Why is it necessary to be gender specific? Why can’t an accident report merely state “The driver of the car …”
In my opinion, women are discriminated against in all kinds of situations. For instance …
I’ve been all over the Net looking for women’s sneakers. I’ve looked at Sketchers, and Sportscheck, and other places and I don’t like what I see.
Sportcheck was running a special yesterday on men’s training shoes, pricing a particular pair down from $99.99 to $49.99. In women’s training shoes they had a pair down from $189.99 to $94.99.
Why are women’s shoes more expensive than men’s?
And it’s not just trainers, golf shoes, tennis shoes, etc. it’s regular shoes too. And it makes no sense. Men’s feet are bigger than women’s feet, so more leather is needed, yet women’s shoes are far more expensive than men’s shoes.
And it’s not just shoes, it’s all kinds of things.

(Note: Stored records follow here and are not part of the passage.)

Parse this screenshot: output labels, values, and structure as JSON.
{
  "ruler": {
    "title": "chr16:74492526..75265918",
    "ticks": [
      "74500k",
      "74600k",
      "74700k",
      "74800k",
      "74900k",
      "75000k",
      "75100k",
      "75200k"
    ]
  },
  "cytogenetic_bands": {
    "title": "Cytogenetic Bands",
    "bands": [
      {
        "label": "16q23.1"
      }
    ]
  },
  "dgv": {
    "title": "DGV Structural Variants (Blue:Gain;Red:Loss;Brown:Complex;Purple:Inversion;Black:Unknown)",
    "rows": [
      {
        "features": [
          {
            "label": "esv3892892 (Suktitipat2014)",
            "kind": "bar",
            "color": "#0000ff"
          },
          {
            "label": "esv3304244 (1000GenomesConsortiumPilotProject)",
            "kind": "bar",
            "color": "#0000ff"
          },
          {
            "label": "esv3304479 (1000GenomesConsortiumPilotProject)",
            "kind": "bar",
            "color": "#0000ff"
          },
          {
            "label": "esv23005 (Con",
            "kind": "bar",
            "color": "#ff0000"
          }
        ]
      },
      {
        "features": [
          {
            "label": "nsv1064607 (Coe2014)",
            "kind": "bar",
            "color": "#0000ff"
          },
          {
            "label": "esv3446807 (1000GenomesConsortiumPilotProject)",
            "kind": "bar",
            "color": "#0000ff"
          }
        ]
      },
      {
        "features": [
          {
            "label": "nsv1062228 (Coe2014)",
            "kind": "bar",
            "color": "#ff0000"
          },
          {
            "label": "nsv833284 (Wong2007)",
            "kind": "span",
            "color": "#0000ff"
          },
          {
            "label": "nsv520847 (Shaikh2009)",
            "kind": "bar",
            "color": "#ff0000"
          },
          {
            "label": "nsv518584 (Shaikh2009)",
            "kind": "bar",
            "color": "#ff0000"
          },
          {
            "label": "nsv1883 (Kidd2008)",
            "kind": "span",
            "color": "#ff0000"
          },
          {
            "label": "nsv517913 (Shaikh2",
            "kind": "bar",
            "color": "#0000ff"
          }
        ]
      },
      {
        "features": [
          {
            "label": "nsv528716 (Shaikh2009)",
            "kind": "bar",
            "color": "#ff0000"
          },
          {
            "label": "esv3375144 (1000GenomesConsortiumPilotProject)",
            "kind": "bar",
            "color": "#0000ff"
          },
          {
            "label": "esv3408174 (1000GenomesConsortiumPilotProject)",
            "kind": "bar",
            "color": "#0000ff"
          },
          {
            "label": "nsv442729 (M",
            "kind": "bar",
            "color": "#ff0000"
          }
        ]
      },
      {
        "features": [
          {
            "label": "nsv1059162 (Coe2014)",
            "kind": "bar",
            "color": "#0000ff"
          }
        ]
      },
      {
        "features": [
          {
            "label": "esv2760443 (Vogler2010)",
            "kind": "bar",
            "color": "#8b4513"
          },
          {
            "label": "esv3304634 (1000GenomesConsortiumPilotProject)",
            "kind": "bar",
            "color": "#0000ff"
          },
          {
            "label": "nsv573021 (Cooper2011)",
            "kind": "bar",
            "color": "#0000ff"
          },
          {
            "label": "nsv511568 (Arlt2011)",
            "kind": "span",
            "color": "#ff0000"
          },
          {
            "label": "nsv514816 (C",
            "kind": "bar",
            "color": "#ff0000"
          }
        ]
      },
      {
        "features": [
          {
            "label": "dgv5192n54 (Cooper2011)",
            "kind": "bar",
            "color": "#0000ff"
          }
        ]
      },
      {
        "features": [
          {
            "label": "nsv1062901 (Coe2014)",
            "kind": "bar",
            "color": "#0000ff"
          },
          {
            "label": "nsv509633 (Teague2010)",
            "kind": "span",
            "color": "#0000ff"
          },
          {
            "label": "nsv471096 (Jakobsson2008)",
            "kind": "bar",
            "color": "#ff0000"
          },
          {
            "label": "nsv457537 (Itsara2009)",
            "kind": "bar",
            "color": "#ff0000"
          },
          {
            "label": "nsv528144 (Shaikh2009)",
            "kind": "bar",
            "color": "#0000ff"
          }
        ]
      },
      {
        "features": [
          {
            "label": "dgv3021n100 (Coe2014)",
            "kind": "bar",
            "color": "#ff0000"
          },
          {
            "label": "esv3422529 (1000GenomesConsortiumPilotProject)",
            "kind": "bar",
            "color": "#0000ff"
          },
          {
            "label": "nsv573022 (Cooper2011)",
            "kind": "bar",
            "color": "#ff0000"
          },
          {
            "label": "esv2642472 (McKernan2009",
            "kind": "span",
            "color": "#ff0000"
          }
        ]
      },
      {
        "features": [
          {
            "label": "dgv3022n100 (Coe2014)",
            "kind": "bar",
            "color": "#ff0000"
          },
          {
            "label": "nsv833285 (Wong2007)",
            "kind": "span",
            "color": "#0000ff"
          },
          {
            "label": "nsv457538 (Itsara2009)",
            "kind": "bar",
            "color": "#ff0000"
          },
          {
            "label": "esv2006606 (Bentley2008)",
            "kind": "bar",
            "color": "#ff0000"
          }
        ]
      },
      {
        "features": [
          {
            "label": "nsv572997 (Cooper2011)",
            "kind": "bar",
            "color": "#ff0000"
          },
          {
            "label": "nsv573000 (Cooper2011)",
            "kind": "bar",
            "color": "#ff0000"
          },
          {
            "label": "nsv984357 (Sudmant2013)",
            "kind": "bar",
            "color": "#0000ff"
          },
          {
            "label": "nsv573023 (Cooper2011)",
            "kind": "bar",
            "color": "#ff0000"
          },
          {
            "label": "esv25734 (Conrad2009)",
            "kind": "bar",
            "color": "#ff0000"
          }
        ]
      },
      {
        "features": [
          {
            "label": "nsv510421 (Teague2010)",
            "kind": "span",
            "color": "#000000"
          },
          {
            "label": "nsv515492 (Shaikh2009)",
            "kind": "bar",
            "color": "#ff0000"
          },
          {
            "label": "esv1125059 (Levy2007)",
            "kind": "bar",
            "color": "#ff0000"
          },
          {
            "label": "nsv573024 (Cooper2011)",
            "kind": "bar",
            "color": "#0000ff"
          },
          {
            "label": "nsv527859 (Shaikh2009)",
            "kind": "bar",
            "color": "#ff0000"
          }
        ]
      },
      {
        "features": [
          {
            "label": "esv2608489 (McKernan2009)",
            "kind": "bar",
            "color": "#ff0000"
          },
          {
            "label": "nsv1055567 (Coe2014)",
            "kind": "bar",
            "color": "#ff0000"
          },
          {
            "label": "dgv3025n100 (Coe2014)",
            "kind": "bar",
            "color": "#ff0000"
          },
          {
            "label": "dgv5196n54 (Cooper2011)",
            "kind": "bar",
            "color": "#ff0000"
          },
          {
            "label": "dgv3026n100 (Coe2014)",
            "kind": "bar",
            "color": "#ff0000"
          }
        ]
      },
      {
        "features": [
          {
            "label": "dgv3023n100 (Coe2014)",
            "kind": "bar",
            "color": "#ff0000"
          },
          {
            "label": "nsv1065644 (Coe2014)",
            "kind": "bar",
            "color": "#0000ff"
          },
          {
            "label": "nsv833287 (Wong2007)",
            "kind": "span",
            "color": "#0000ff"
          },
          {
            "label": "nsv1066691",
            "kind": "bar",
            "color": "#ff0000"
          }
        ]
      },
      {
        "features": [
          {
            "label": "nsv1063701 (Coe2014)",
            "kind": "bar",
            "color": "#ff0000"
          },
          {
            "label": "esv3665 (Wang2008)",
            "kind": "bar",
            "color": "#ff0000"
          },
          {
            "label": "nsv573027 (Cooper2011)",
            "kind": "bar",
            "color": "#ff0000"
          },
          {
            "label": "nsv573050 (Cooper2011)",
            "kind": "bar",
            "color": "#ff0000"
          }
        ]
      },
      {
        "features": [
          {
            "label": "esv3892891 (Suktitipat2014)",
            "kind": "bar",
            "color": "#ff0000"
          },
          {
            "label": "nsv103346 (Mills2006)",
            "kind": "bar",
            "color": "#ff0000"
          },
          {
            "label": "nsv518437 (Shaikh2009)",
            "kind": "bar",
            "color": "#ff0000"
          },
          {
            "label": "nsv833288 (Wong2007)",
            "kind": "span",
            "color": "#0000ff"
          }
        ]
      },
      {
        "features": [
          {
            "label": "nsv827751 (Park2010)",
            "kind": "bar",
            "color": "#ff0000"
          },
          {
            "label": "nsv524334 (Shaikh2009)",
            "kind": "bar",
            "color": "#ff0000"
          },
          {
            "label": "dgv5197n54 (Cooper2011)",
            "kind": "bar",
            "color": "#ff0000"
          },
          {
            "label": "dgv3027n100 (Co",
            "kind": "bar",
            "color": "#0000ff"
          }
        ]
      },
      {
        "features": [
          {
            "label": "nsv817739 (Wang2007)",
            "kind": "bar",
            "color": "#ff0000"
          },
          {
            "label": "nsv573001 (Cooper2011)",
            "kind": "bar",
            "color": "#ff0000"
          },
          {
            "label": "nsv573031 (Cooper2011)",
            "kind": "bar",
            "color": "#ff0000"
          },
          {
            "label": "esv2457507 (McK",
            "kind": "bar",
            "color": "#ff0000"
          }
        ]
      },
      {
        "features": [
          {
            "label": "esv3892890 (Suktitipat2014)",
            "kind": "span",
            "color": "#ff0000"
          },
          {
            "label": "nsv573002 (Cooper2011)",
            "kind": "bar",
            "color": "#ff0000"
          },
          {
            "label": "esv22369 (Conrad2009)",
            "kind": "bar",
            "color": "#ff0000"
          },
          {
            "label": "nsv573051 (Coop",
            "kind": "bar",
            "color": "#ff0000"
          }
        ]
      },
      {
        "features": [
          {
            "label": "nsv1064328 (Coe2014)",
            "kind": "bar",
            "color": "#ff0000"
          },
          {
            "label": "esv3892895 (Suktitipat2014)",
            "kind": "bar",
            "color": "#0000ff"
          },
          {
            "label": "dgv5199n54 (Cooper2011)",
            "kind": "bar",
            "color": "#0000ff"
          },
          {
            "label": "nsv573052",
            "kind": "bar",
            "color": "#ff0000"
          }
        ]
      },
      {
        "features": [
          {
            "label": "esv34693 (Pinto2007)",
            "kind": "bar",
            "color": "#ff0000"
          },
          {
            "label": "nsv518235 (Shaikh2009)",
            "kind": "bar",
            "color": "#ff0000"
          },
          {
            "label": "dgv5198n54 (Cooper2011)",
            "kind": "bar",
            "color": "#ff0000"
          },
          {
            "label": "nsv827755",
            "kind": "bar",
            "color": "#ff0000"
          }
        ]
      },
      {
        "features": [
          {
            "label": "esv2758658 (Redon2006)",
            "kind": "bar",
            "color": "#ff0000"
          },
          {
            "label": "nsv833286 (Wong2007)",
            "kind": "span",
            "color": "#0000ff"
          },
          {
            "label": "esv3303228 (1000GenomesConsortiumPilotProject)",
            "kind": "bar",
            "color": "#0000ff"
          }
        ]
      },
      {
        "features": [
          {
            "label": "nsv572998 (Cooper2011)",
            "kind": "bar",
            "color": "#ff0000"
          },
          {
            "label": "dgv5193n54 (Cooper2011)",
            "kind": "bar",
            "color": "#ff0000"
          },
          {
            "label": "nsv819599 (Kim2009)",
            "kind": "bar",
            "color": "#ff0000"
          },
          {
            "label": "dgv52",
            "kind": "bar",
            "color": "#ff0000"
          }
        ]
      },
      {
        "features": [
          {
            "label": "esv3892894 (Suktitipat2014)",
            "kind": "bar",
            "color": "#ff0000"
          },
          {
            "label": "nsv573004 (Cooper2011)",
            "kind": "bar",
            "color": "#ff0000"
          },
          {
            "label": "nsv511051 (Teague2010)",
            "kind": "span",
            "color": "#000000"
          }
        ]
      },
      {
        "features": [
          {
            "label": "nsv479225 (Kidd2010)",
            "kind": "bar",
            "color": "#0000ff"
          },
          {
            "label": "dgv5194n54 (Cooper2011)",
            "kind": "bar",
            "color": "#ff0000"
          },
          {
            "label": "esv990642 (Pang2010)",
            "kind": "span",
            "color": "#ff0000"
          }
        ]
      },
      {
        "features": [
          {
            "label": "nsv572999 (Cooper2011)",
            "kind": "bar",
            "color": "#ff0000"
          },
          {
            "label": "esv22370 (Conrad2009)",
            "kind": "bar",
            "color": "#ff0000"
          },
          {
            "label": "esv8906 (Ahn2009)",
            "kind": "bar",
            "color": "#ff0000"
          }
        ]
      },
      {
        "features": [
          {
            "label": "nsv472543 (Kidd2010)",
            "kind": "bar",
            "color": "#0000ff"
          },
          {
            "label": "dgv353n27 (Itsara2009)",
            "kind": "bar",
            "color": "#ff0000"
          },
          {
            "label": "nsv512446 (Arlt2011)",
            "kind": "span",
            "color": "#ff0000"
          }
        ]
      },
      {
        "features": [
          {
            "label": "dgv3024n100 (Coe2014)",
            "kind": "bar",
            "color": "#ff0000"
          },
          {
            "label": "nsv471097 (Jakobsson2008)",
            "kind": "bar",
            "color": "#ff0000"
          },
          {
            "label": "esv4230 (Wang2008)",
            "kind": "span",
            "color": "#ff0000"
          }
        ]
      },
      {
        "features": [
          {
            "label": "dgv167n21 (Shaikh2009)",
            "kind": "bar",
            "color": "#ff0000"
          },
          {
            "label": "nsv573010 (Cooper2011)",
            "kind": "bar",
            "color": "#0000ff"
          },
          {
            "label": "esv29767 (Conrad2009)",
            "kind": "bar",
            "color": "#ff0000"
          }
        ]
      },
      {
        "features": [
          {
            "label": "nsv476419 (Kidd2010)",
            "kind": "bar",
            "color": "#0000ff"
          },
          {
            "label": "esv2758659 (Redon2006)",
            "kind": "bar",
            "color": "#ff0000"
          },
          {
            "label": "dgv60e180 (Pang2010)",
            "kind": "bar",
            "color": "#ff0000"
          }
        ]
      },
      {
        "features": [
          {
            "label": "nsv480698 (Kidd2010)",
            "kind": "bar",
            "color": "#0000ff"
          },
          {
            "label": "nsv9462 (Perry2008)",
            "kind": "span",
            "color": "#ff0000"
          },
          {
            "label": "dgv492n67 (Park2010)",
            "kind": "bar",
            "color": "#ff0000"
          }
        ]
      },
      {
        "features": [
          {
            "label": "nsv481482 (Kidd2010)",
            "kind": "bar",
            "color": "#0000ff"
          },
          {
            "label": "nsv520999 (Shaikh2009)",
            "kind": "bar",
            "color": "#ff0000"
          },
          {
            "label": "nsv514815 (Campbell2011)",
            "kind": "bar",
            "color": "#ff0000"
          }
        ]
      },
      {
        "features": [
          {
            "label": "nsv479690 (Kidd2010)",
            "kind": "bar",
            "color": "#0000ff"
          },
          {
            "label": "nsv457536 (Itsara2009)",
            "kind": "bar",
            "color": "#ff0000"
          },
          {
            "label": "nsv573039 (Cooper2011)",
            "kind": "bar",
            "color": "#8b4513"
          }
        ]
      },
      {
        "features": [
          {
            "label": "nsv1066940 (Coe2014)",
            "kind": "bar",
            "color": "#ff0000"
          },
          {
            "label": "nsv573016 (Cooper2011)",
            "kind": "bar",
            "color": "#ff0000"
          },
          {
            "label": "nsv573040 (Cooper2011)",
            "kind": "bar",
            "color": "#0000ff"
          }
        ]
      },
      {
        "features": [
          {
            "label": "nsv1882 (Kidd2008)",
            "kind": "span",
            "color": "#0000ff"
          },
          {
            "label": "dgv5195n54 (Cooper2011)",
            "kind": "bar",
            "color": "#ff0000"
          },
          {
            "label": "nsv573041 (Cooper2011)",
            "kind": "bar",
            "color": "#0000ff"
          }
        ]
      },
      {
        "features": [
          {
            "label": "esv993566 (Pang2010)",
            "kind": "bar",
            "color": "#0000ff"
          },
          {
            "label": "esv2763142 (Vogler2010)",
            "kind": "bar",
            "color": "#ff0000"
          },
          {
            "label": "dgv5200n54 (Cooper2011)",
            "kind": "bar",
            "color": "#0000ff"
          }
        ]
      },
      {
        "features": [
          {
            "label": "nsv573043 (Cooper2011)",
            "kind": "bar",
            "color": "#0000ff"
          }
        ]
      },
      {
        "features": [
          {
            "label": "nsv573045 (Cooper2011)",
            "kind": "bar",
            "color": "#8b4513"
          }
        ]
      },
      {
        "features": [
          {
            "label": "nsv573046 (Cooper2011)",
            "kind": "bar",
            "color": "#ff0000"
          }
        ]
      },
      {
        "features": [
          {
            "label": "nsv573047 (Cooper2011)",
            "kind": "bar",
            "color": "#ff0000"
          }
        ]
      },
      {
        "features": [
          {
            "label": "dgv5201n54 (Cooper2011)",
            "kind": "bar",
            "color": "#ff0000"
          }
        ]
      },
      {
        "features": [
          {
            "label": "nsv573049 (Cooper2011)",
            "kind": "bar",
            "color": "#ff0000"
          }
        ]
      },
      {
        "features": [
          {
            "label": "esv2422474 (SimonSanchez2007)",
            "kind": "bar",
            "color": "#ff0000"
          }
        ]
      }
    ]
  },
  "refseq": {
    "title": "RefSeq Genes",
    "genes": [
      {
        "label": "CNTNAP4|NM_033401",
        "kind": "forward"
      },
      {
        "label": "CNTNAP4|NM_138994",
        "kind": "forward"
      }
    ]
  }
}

The other day I took in two pairs of shoes for the heels to be repaired. One pair was Dieter’s, which needed a considerable patch of rubber to repair to heel, the other pair were mine, which required a tiny piece of rubber for the heel. Yet despite the fact that the rubber required for Dieter’s repair was at least ten times bigger than my repair, he only had to pay $10 while I had to pay $20. Now how exactly does that work?
Clothing stores are equally discriminating.
The last time I was at Zara’s, I looked at blouses and while I saw some beautiful things, they were kind of expensive. Some blouses, plain blouses, were labelled just under a $100, some over $100, others still way over my budget. The same with slacks, some hovered around the $100, some were way over that amount.
I also looked at the Zara’s men’s section and noticed some very nice shirts for just $45 and pants for $65. I was confused. More material was needed for men’s clothing, yet it was cheaper than women’s clothing.
And it doesn’t stop there. Hair stylists also discriminate.
I recently picked up a price list of a downtown hair salon.
Cut and style by a creative director - $125.
Cut and style by a creative manager - $95.
Cut and style by new talent - $65
Cut and style - $30.
As for salaries, we won’t even go there. While there are probably plenty of women who get equal pay to men, there are far more who don’t. Just the other day I heard that female workers of a particular organization demanded equal pay to the male workers. The organization flat out refused, stating that it would cost them millions.
Is sex discrimination dead … not at all.